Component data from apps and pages
------

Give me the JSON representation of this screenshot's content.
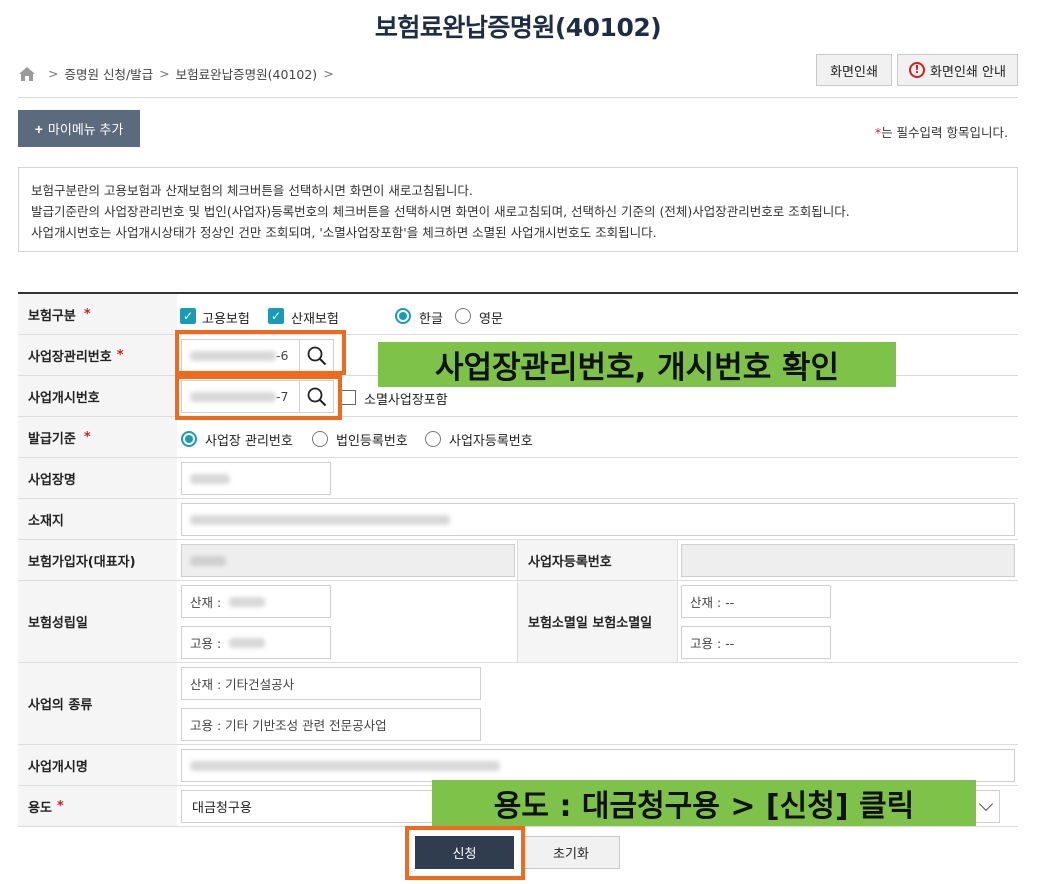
{
  "page": {
    "title": "보험료완납증명원(40102)"
  },
  "breadcrumb": {
    "items": [
      "증명원 신청/발급",
      "보험료완납증명원(40102)"
    ],
    "separator": ">"
  },
  "top_buttons": {
    "print": "화면인쇄",
    "print_guide": "화면인쇄 안내"
  },
  "mymenu": {
    "label": "마이메뉴 추가",
    "icon": "plus-icon"
  },
  "required_note": {
    "star": "*",
    "text": "는 필수입력 항목입니다."
  },
  "info": {
    "lines": [
      "보험구분란의 고용보험과 산재보험의 체크버튼을 선택하시면 화면이 새로고침됩니다.",
      "발급기준란의 사업장관리번호 및 법인(사업자)등록번호의 체크버튼을 선택하시면 화면이 새로고침되며, 선택하신 기준의 (전체)사업장관리번호로 조회됩니다.",
      "사업개시번호는 사업개시상태가 정상인 건만 조회되며, '소멸사업장포함'을 체크하면 소멸된 사업개시번호도 조회됩니다."
    ]
  },
  "form": {
    "insurance_type": {
      "label": "보험구분",
      "required": "*",
      "employment": "고용보험",
      "accident": "산재보험",
      "employment_checked": true,
      "accident_checked": true,
      "lang_korean": "한글",
      "lang_english": "영문",
      "lang_selected": "한글"
    },
    "biz_mgmt_no": {
      "label": "사업장관리번호",
      "required": "*",
      "value_suffix": "-6"
    },
    "biz_start_no": {
      "label": "사업개시번호",
      "value_suffix": "-7",
      "include_closed": "소멸사업장포함",
      "include_closed_checked": false
    },
    "issue_basis": {
      "label": "발급기준",
      "required": "*",
      "options": [
        "사업장 관리번호",
        "법인등록번호",
        "사업자등록번호"
      ],
      "selected": "사업장 관리번호"
    },
    "biz_name": {
      "label": "사업장명"
    },
    "address": {
      "label": "소재지"
    },
    "insured": {
      "label": "보험가입자(대표자)"
    },
    "biz_reg_no": {
      "label": "사업자등록번호"
    },
    "established": {
      "label": "보험성립일",
      "accident_prefix": "산재 :",
      "employment_prefix": "고용 :"
    },
    "closed": {
      "label": "보험소멸일 보험소멸일",
      "accident": "산재 : --",
      "employment": "고용 : --"
    },
    "biz_type": {
      "label": "사업의 종류",
      "accident": "산재 : 기타건설공사",
      "employment": "고용 : 기타 기반조성 관련 전문공사업"
    },
    "biz_start_name": {
      "label": "사업개시명"
    },
    "purpose": {
      "label": "용도",
      "required": "*",
      "selected": "대금청구용"
    }
  },
  "actions": {
    "apply": "신청",
    "reset": "초기화"
  },
  "callouts": {
    "check_numbers": "사업장관리번호, 개시번호 확인",
    "purpose_click": "용도 : 대금청구용 > [신청] 클릭"
  },
  "colors": {
    "accent_teal": "#1a9bb5",
    "highlight_orange": "#f06a1d",
    "callout_green": "#7fc24a",
    "apply_button": "#2f3d4f"
  }
}
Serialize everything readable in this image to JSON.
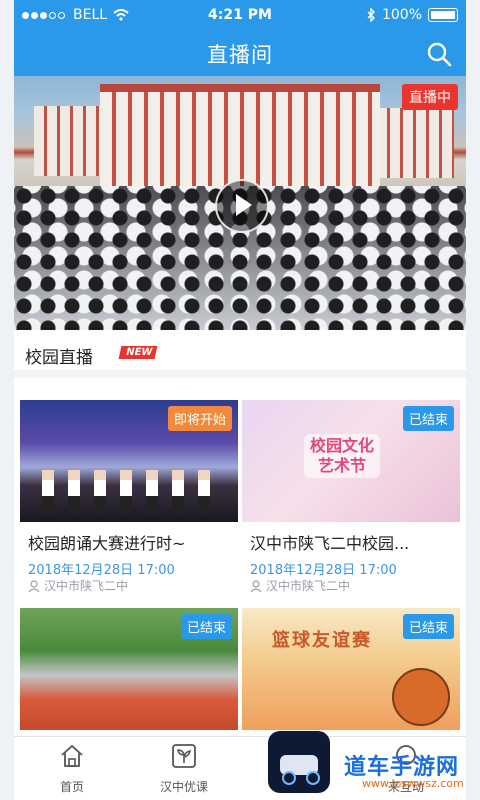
{
  "status_bar": {
    "carrier": "BELL",
    "time": "4:21 PM",
    "battery": "100%"
  },
  "nav": {
    "title": "直播间"
  },
  "hero": {
    "live_label": "直播中"
  },
  "section": {
    "title": "校园直播",
    "new_badge": "NEW"
  },
  "cards": [
    {
      "badge": "即将开始",
      "badge_color": "#f08a3a",
      "title": "校园朗诵大赛进行时~",
      "date": "2018年12月28日 17:00",
      "location": "汉中市陕飞二中"
    },
    {
      "badge": "已结束",
      "badge_color": "#2b99ea",
      "title": "汉中市陕飞二中校园...",
      "date": "2018年12月28日 17:00",
      "location": "汉中市陕飞二中",
      "image_text": "校园文化\n艺术节"
    },
    {
      "badge": "已结束",
      "badge_color": "#2b99ea"
    },
    {
      "badge": "已结束",
      "badge_color": "#2b99ea",
      "image_text": "篮球友谊赛"
    }
  ],
  "tabbar": {
    "items": [
      {
        "label": "首页"
      },
      {
        "label": "汉中优课"
      },
      {
        "label": "来互动"
      }
    ]
  },
  "watermark": {
    "text": "道车手游网",
    "sub": "www.lnswwsz.com"
  },
  "colors": {
    "primary": "#2b99ea",
    "live": "#e9352e",
    "upcoming": "#f08a3a"
  }
}
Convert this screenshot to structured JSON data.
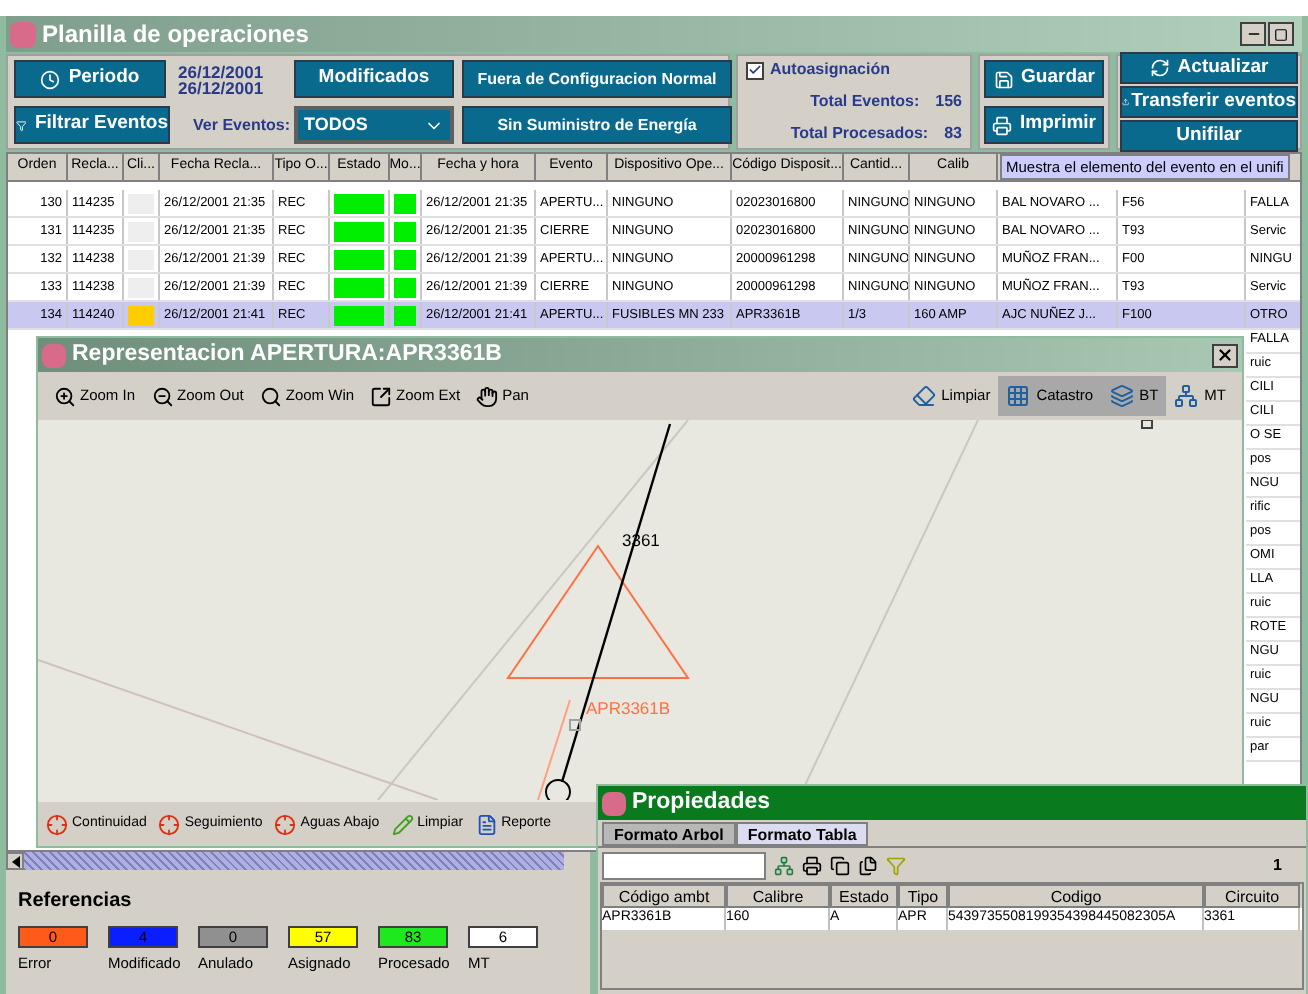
{
  "window": {
    "title": "Planilla de operaciones"
  },
  "toolbar": {
    "periodo_button": "Periodo",
    "date_from": "26/12/2001",
    "date_to": "26/12/2001",
    "filter_button": "Filtrar Eventos",
    "ver_eventos_label": "Ver Eventos:",
    "ver_eventos_value": "TODOS",
    "modificados_button": "Modificados",
    "fuera_button": "Fuera de Configuracion Normal",
    "sin_suministro_button": "Sin Suministro de Energía",
    "autoasignacion": {
      "label": "Autoasignación",
      "checked": true
    },
    "total_eventos_label": "Total Eventos:",
    "total_eventos": "156",
    "total_procesados_label": "Total Procesados:",
    "total_procesados": "83",
    "guardar_button": "Guardar",
    "imprimir_button": "Imprimir",
    "actualizar_button": "Actualizar",
    "transferir_button": "Transferir eventos",
    "unifilar_button": "Unifilar"
  },
  "tooltip": "Muestra el elemento del evento en el unifi",
  "table": {
    "columns": [
      "Orden",
      "Recla...",
      "Cli...",
      "Fecha Recla...",
      "Tipo O...",
      "Estado",
      "Mo...",
      "Fecha y hora",
      "Evento",
      "Dispositivo Ope...",
      "Código Disposit...",
      "Cantid...",
      "Calib"
    ],
    "rows": [
      {
        "selected": false,
        "orden": "130",
        "recla": "114235",
        "client": {
          "color": "#eeeeee"
        },
        "fecha_recla": "26/12/2001 21:35",
        "tipo": "REC",
        "estado": {
          "color": "#00ee00"
        },
        "mo": {
          "color": "#00ee00"
        },
        "fecha_hora": "26/12/2001 21:35",
        "evento": "APERTU...",
        "dispositivo": "NINGUNO",
        "codigo": "02023016800",
        "cantidad": "NINGUNO",
        "calibre": "NINGUNO",
        "column_14": "BAL NOVARO ...",
        "column_15": "F56",
        "column_16": "FALLA"
      },
      {
        "selected": false,
        "orden": "131",
        "recla": "114235",
        "client": {
          "color": "#eeeeee"
        },
        "fecha_recla": "26/12/2001 21:35",
        "tipo": "REC",
        "estado": {
          "color": "#00ee00"
        },
        "mo": {
          "color": "#00ee00"
        },
        "fecha_hora": "26/12/2001 21:35",
        "evento": "CIERRE",
        "dispositivo": "NINGUNO",
        "codigo": "02023016800",
        "cantidad": "NINGUNO",
        "calibre": "NINGUNO",
        "column_14": "BAL NOVARO ...",
        "column_15": "T93",
        "column_16": "Servic"
      },
      {
        "selected": false,
        "orden": "132",
        "recla": "114238",
        "client": {
          "color": "#eeeeee"
        },
        "fecha_recla": "26/12/2001 21:39",
        "tipo": "REC",
        "estado": {
          "color": "#00ee00"
        },
        "mo": {
          "color": "#00ee00"
        },
        "fecha_hora": "26/12/2001 21:39",
        "evento": "APERTU...",
        "dispositivo": "NINGUNO",
        "codigo": "20000961298",
        "cantidad": "NINGUNO",
        "calibre": "NINGUNO",
        "column_14": "MUÑOZ FRAN...",
        "column_15": "F00",
        "column_16": "NINGU"
      },
      {
        "selected": false,
        "orden": "133",
        "recla": "114238",
        "client": {
          "color": "#eeeeee"
        },
        "fecha_recla": "26/12/2001 21:39",
        "tipo": "REC",
        "estado": {
          "color": "#00ee00"
        },
        "mo": {
          "color": "#00ee00"
        },
        "fecha_hora": "26/12/2001 21:39",
        "evento": "CIERRE",
        "dispositivo": "NINGUNO",
        "codigo": "20000961298",
        "cantidad": "NINGUNO",
        "calibre": "NINGUNO",
        "column_14": "MUÑOZ FRAN...",
        "column_15": "T93",
        "column_16": "Servic"
      },
      {
        "selected": true,
        "orden": "134",
        "recla": "114240",
        "client": {
          "color": "#ffcc00"
        },
        "fecha_recla": "26/12/2001 21:41",
        "tipo": "REC",
        "estado": {
          "color": "#00ee00"
        },
        "mo": {
          "color": "#00ee00"
        },
        "fecha_hora": "26/12/2001 21:41",
        "evento": "APERTU...",
        "dispositivo": "FUSIBLES MN 233",
        "codigo": "APR3361B",
        "cantidad": "1/3",
        "calibre": "160 AMP",
        "column_14": "AJC NUÑEZ J...",
        "column_15": "F100",
        "column_16": "OTRO"
      }
    ],
    "edge_cells": [
      "FALLA",
      "ruic",
      "CILI",
      "CILI",
      "O SE",
      "pos",
      "NGU",
      "rific",
      "pos",
      "OMI",
      "LLA",
      "ruic",
      "ROTE",
      "NGU",
      "ruic",
      "NGU",
      "ruic",
      "par"
    ]
  },
  "map_window": {
    "title": "Representacion APERTURA:APR3361B",
    "tools": [
      {
        "label": "Zoom In",
        "pressed": false
      },
      {
        "label": "Zoom Out",
        "pressed": false
      },
      {
        "label": "Zoom Win",
        "pressed": false
      },
      {
        "label": "Zoom Ext",
        "pressed": false
      },
      {
        "label": "Pan",
        "pressed": false
      }
    ],
    "right_tools": [
      {
        "label": "Limpiar",
        "pressed": false
      },
      {
        "label": "Catastro",
        "pressed": true
      },
      {
        "label": "BT",
        "pressed": true
      },
      {
        "label": "MT",
        "pressed": false
      }
    ],
    "map_labels": {
      "node": "3361",
      "device": "APR3361B"
    },
    "bottom_tools": [
      "Continuidad",
      "Seguimiento",
      "Aguas Abajo",
      "Limpiar",
      "Reporte"
    ]
  },
  "properties_window": {
    "title": "Propiedades",
    "tabs": [
      {
        "label": "Formato Arbol",
        "selected": false
      },
      {
        "label": "Formato Tabla",
        "selected": true
      }
    ],
    "counter": "1",
    "columns": [
      "Código ambt",
      "Calibre",
      "Estado",
      "Tipo",
      "Codigo",
      "Circuito"
    ],
    "rows": [
      [
        "APR3361B",
        "160",
        "A",
        "APR",
        "5439735508199354398445082305A",
        "3361"
      ]
    ]
  },
  "referencias": {
    "title": "Referencias",
    "items": [
      {
        "label": "Error",
        "count": "0",
        "color": "#ff5a1a"
      },
      {
        "label": "Modificado",
        "count": "4",
        "color": "#0a1eff"
      },
      {
        "label": "Anulado",
        "count": "0",
        "color": "#909090"
      },
      {
        "label": "Asignado",
        "count": "57",
        "color": "#ffff00"
      },
      {
        "label": "Procesado",
        "count": "83",
        "color": "#1ee81e"
      },
      {
        "label": "MT",
        "count": "6",
        "color": "#ffffff"
      }
    ]
  }
}
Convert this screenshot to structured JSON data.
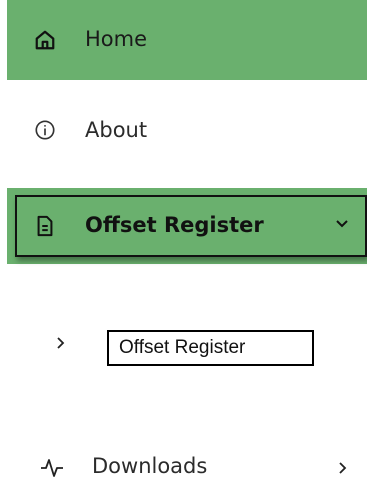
{
  "nav": {
    "home": {
      "label": "Home",
      "icon": "home-icon"
    },
    "about": {
      "label": "About",
      "icon": "info-icon"
    },
    "offset_register": {
      "label": "Offset Register",
      "icon": "document-icon",
      "expanded": true
    },
    "offset_register_sub": {
      "label": "Offset Register"
    },
    "downloads": {
      "label": "Downloads",
      "icon": "activity-icon"
    }
  },
  "colors": {
    "active_bg": "#6ab06e",
    "text": "#2b2b2b"
  }
}
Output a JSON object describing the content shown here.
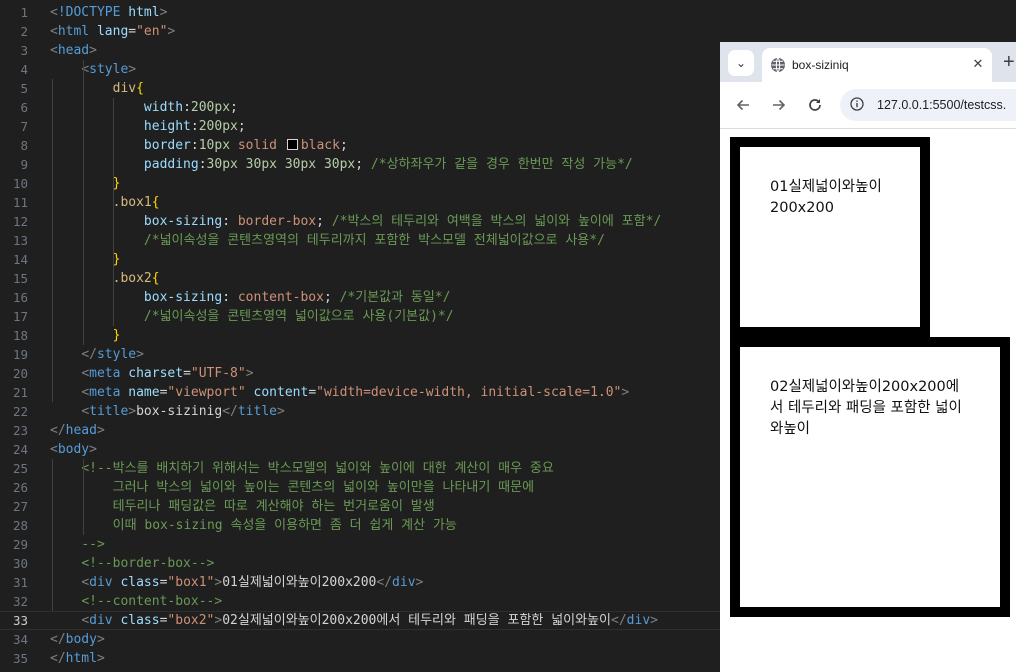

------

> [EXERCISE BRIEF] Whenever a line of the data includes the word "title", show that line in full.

> [RESPONSE TO THE EXERCISE]
    "title": "보험료완납증명원(40102)"
    "title": "直播间"
    "title": "校园直播",
      "title": "校园朗诵大赛进行时~",
      "title": "汉中市陕飞二中校园...",
    "title": "Planilla de operaciones"
    "title": "Representacion APERTURA:APR3361B",
    "title": "Propiedades",
    "title": "Referencias",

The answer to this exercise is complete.